  1. Khanna S, Jaiswal KS, Gupta B. Managing rheumatoid arthritis with dietary interventions. Front Nutr. 2017;4:52. doi:10.3389/fnut.2017.00052

  2. Bonaccio M, Pounis G, Cerletti C, Donati MB, Lacoviello L, Gaetano G. Mediterranean diet, dietary polyphenols and low grade inflammation: results from the MOLI‐SANI study. Br J Clin Pharmacol. 2017;83: 107–113. doi:10.1111/bcp.12924

  3. Forsyth C, Kouvari M, D'cunha NM, et al. The effects of the Mediterranean diet on rheumatoid arthritis prevention and treatment: a systematic review of human prospective studies. Rheumatol Int. 2018;38(5):737-747. doi:10.1007/s00296-017-3912-1

  4. Bianchi VE. Weight loss is a critical factor to reduce inflammation. Clin Nutr ESPEN. 2018;28:21-35. doi:10.1016/j.clnesp.2018.08.007

  5. Minihane AM, Vinoy S, Russell WR, et al. Low-grade inflammation, diet composition and health: current research evidence and its translation. Br J Nutr. 2015;114(7):999-1012. doi:10.1017/S0007114515002093

  6. Patterson E, Wall R, Fitzgerald GF, Ross RP, Stanton C. Health implications of high dietary omega-6 polyunsaturated fatty acids. J Nutr Metab. 2012;2012:539426. doi:10.1155/2012/539426

  7. U.S. Department of Health and Human Services and U.S. Department of Agriculture. 2020 – 2025 Dietary Guidelines for Americans.

Additional Reading

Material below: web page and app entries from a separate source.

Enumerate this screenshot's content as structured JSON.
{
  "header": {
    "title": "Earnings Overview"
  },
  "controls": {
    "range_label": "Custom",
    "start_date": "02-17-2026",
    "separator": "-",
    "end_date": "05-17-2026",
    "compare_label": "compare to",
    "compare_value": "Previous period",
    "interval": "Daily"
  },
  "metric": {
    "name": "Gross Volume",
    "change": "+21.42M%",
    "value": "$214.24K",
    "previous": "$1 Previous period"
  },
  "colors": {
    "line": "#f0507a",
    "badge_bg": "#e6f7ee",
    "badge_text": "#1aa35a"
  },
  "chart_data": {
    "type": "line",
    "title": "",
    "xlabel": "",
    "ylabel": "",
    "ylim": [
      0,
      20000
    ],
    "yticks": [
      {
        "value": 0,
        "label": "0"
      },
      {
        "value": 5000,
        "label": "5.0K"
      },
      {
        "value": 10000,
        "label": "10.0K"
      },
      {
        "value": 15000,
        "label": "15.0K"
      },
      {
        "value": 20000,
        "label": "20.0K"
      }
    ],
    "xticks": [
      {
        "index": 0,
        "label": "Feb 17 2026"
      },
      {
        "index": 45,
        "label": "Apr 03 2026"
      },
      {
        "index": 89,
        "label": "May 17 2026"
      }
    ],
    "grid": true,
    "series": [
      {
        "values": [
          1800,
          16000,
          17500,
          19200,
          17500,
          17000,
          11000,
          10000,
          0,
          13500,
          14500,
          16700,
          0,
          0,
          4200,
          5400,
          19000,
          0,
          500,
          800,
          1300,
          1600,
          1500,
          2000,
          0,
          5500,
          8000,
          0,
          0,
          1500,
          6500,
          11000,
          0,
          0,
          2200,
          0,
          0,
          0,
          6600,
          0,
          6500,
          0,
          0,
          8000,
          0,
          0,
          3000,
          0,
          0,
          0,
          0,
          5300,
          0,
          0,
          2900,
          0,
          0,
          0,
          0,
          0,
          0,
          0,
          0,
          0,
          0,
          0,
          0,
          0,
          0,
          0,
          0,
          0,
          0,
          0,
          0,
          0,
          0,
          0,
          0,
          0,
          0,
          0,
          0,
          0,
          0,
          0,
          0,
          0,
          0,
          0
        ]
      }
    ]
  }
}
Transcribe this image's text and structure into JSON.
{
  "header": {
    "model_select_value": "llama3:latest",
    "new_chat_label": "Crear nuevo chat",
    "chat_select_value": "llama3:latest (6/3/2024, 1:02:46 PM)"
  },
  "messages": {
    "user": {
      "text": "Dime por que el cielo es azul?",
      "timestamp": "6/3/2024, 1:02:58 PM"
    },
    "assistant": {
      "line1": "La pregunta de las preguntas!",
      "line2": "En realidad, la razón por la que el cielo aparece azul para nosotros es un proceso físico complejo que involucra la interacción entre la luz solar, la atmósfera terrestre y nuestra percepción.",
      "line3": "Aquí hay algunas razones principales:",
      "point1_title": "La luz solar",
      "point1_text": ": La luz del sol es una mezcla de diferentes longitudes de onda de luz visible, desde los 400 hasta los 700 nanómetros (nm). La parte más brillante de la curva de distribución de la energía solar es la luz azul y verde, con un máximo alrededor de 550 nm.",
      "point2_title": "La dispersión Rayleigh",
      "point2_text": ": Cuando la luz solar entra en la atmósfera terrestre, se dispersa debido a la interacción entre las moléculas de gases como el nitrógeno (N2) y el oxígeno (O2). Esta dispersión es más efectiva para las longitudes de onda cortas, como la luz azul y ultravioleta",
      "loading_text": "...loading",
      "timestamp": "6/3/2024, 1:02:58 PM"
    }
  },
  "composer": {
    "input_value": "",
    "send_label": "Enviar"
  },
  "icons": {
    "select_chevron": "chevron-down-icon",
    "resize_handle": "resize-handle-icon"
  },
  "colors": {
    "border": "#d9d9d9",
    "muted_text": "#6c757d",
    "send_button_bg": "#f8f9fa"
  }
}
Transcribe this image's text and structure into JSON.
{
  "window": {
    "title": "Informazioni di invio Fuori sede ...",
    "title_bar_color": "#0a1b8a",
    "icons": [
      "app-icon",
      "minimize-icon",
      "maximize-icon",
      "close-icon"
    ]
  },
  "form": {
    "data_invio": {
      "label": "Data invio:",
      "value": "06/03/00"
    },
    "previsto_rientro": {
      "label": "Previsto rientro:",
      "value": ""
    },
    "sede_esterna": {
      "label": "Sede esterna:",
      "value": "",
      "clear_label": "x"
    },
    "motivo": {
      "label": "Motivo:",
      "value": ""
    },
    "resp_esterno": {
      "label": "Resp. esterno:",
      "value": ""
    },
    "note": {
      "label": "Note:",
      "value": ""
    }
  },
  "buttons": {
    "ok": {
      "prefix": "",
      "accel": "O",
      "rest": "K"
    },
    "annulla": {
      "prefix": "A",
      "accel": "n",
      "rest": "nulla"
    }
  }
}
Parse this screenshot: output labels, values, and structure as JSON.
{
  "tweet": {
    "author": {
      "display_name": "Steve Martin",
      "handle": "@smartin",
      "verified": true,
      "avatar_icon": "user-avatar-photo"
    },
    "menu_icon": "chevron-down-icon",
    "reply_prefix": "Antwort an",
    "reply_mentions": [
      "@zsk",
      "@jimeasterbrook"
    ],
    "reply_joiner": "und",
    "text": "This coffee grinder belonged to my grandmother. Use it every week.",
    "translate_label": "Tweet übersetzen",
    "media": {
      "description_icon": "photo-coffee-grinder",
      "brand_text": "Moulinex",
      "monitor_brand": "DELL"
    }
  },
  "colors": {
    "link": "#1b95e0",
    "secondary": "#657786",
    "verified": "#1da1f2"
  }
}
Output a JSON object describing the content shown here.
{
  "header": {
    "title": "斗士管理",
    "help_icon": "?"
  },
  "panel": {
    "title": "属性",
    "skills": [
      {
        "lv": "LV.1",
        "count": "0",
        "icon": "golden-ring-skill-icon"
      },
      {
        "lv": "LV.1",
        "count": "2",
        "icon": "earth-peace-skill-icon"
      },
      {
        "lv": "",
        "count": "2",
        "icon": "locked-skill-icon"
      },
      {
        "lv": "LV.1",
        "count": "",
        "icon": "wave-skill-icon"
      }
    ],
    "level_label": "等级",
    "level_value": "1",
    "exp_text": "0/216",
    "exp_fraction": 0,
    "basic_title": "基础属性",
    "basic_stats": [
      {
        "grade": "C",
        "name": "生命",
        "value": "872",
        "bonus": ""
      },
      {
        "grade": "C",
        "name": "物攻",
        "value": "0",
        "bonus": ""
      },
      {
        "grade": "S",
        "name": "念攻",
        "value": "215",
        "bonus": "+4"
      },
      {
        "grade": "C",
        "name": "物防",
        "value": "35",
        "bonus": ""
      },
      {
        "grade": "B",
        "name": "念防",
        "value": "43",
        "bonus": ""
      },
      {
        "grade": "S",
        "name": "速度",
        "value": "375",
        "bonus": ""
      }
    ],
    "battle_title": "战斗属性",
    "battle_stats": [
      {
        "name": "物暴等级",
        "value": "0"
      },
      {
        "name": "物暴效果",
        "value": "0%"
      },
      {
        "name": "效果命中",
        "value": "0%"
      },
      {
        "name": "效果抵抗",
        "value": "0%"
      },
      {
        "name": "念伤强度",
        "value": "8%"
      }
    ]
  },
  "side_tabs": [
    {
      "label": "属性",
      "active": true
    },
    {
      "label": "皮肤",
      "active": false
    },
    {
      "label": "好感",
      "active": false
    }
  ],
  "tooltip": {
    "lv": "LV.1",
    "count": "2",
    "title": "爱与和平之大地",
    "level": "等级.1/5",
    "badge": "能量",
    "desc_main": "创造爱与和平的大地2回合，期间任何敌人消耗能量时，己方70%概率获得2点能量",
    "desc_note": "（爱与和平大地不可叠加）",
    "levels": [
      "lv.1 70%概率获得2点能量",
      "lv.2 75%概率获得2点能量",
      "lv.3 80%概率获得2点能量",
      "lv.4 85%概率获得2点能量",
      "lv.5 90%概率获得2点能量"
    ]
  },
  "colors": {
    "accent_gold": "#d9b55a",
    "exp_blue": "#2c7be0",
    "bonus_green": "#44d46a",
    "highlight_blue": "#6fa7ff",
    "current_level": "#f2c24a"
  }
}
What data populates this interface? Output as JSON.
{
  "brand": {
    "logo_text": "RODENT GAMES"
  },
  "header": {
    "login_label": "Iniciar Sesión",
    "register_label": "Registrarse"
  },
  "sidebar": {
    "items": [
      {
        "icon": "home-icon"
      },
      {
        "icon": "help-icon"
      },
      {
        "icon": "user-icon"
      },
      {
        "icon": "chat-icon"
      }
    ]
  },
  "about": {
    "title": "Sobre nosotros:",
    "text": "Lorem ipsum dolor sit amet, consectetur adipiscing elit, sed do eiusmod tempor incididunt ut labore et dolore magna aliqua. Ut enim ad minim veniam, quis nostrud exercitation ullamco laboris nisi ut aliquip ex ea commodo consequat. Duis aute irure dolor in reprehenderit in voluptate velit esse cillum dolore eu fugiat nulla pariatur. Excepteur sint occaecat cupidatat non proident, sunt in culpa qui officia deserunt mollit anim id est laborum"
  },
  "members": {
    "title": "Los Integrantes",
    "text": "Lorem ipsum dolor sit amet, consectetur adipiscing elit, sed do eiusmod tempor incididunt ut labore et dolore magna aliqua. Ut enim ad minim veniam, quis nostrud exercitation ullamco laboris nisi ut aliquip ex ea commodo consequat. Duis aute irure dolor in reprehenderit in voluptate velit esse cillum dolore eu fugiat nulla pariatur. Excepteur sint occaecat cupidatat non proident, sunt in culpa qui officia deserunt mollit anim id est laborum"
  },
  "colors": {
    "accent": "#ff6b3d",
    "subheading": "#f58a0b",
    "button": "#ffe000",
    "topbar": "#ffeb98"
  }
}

By Carol Eustice
Carol Eustice is a writer covering arthritis and chronic illness, who herself has been diagnosed with both rheumatoid arthritis and osteoarthritis.